Like a garden full of flowers...
You know, it's not easy to review perfumes sometimes... I get lost in the description and everything, and I don't always find the right words, but this one is just such a natural, peaceful smell for me. It's like standing in a summer garden full of beautiful flowers. I can't really describe it any better than that (but of course I'll try)!
Diptyque - Olène is inspired by gardens in the city of Venice, where jasmine grows along walled gardens. Personally, this strikes me more as a garden surrounded by nature, not buildings. The notes work together in such harmony that it feels like you're really there! Jasmine is the main note, but green, and supported by more "green" notes, but also some very intense florals (which I'm not good at describing), like Narcissus, Wisteria, Honeysuckle etc. But like I said, this just reminds me of sitting or standing in a garden absolutely full of all the heady, intoxicating flowers you can think of. It's very floral, but also green and sheer, and I have no problem wearing it in summer or in winter.
I think if you are someone who likes very natural smelling floral notes, or enjoy the smell of being in a garden, and working with plants, then you may fall in love with this one. How they managed to put all this in one bottle I have no idea... but it smells wonderful! Really lovely.
Olène is a big, heady, indolic jasmine, and whether or not it contains the night-scented species, it creates a profoundly nocturnal ambience. It’s a touch clearer, cooler, and drier that Serge Lutens’s À la Nuit, but it is a similarly weighty fragrance. As it ages on the skin Olène's indoles grow even more potent and prominent, without the honey and spice that season the jasmine in À la Nuit’s floral oriental context. In this regard Olène comes close to being a true soliflore, one of relatively few in modern perfumery.
As so many other Diptyque compositions, Olène is a relatively linear scent, sustaining its bold jasmine accord for hours before drying down to a musky, woody base. Olène is a potent fragrance: it projects well and leaves an ample cloud of sillage behind it. If you’re looking for a straightforward jasmine scent, I recommend you give Olène a try.
Indoles- it took me some time to train in recognizing indoles. Not the generic "bad smell" some people invoke, nor the "faecal when concentrated and floral when diluted" as my Organic Chemistry textbook at University stated. As anybody who has smelt them in pureness can tell, indoles smell like naphtalene- not camphor, less subtle and minty and fresh, more gray green, more oppressive and sharp, with a certain bitter inkiness that justifies the comparison with some aromatic components of faeces. I had my initiation to indoles with a lemon flower, then under a wisteria branch, now I can recognize it pretty well even in flowers where other components add to complexity- jasmine, for example.

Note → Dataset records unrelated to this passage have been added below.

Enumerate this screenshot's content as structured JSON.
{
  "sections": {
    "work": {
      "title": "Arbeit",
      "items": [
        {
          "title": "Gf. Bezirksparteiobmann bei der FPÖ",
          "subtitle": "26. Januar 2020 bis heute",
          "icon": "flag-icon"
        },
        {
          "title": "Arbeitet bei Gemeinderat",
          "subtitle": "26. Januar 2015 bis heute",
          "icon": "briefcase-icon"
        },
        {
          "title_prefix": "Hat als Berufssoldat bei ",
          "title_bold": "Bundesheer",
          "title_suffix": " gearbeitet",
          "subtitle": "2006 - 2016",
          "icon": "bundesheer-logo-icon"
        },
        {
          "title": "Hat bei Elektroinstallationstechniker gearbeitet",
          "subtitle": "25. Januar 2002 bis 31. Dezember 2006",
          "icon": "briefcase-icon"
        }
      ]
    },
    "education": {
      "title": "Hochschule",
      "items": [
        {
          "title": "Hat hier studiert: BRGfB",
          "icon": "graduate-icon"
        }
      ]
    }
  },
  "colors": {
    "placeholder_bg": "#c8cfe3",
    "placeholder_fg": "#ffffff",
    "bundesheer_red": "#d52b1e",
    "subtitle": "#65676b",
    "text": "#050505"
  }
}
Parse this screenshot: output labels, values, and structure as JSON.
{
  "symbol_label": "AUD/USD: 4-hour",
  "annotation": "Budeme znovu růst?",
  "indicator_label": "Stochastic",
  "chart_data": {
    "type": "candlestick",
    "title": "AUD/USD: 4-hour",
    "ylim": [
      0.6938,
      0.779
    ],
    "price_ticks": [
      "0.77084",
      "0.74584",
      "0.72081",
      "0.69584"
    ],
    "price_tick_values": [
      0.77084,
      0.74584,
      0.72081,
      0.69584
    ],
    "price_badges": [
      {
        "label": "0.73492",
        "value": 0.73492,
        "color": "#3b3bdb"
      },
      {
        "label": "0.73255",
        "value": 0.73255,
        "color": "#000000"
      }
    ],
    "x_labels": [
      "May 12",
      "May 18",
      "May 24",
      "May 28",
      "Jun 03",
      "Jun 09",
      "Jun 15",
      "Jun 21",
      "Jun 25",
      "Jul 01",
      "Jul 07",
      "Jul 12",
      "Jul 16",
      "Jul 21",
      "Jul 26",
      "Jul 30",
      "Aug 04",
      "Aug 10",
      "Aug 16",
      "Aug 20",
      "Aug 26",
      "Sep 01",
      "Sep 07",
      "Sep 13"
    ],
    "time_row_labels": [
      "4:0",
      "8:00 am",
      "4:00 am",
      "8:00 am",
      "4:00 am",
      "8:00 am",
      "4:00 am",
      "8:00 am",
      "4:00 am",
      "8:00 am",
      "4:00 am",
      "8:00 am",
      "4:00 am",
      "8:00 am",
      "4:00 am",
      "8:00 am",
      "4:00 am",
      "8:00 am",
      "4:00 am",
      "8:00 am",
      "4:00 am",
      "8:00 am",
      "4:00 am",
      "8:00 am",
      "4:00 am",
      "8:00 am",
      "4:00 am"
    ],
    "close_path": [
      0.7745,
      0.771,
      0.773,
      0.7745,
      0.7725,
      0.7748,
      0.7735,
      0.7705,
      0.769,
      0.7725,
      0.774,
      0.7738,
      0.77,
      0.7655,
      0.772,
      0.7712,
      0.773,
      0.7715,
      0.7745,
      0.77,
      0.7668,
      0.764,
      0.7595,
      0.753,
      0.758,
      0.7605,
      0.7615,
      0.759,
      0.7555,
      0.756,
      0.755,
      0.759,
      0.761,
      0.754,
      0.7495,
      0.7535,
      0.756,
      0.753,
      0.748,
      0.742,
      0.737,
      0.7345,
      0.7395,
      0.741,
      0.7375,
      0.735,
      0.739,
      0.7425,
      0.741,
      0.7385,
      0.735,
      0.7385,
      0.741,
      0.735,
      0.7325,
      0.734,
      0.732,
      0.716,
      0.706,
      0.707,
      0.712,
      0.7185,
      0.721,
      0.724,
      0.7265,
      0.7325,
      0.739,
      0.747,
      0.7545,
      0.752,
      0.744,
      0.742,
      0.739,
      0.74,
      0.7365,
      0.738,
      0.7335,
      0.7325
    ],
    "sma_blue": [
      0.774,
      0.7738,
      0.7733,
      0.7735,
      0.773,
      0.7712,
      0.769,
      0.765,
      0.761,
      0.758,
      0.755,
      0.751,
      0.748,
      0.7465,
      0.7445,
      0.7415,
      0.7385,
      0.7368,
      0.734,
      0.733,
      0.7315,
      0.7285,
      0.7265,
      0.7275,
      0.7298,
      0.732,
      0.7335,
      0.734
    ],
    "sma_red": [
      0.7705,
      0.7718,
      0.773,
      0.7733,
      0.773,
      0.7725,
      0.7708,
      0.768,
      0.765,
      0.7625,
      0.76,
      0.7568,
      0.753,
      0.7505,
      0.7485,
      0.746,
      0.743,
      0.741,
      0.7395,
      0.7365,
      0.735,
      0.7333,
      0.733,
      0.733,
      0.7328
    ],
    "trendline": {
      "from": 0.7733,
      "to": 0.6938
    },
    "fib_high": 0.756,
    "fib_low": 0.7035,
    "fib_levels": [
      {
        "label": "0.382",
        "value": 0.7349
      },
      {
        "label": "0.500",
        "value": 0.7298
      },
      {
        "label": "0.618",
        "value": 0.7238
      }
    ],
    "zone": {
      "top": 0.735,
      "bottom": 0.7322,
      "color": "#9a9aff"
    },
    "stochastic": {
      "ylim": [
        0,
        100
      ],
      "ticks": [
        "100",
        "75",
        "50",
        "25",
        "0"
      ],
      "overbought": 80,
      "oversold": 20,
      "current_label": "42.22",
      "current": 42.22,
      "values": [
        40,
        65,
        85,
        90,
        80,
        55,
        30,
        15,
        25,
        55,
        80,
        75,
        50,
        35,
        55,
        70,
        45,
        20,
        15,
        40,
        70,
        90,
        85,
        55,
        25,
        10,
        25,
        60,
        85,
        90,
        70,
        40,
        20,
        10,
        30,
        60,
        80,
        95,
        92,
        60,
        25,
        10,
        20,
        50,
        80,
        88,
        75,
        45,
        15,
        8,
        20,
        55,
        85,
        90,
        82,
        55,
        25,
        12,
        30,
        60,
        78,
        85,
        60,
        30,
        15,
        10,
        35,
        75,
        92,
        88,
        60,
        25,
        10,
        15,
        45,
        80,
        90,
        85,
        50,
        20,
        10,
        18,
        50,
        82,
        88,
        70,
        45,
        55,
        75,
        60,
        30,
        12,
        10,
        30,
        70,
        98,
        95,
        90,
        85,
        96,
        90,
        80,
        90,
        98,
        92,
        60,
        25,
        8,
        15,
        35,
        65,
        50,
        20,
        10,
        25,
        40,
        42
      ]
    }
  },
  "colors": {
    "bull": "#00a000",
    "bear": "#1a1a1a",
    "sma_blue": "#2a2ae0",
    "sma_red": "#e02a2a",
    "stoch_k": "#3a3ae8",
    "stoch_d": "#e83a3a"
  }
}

The opening of Olène is a long lasting blast of indoles- Luca Turin says something about their masterly balanced dose in this fragrance. Tiny bubbles of pungent green bitterness covering a straightforward, radiant jasmine. The evolution of the fragrance is quite negligible, only becoming slightly soapy and musky in the drydown, while its projection and sillage are both good (Review based on a sample)
I fell instantly in love with this beauty over in the Jasmin Sniff-Fest thread and it's already on order. It smells like a solifore, the luxurious, narcotic Jasmine main note supported by something green, and some kind of musk. Specifically: top is narcissus and honeysuckle; mid is wisteria and jasmine; base is green notes and white flowers. They don't list it, but there's gotta be a musk in there. I'd bet my nose on it. The overall effect is at once sultry, clean and uplifting, as if while out walking on a summer's day you suddenly encounter the one you'll marry. The attachment is instant and effortless. That's Olène. Must compare her to another,mJasmine soliflore that I find myself returning to again and again, Demeter's Jasmine. Similarly hypnotic, Olène is a tad more floral and Demeter a tad more green. Both lure and hold the nose in rapture.
Jasmine and tuberose heavyweight. In terms of development this is straight as an arrow. Serge Lutens' murkier, less glaring jasmine soliflore, A La Nuit, is engrossing in a way that Olène struggles to be.
Olene is one of my favorite perfumes for summer, I notice in some reviews that people think it's strong and cloying, I don't agree at all it's the best jasmine perfume for me, I think it's very fresh.
I can't stand A la nuit by Serge Lutens and agree with Tania Sanches that it's "death by Jasmine". If you have a chance to compare them you will see what I mean.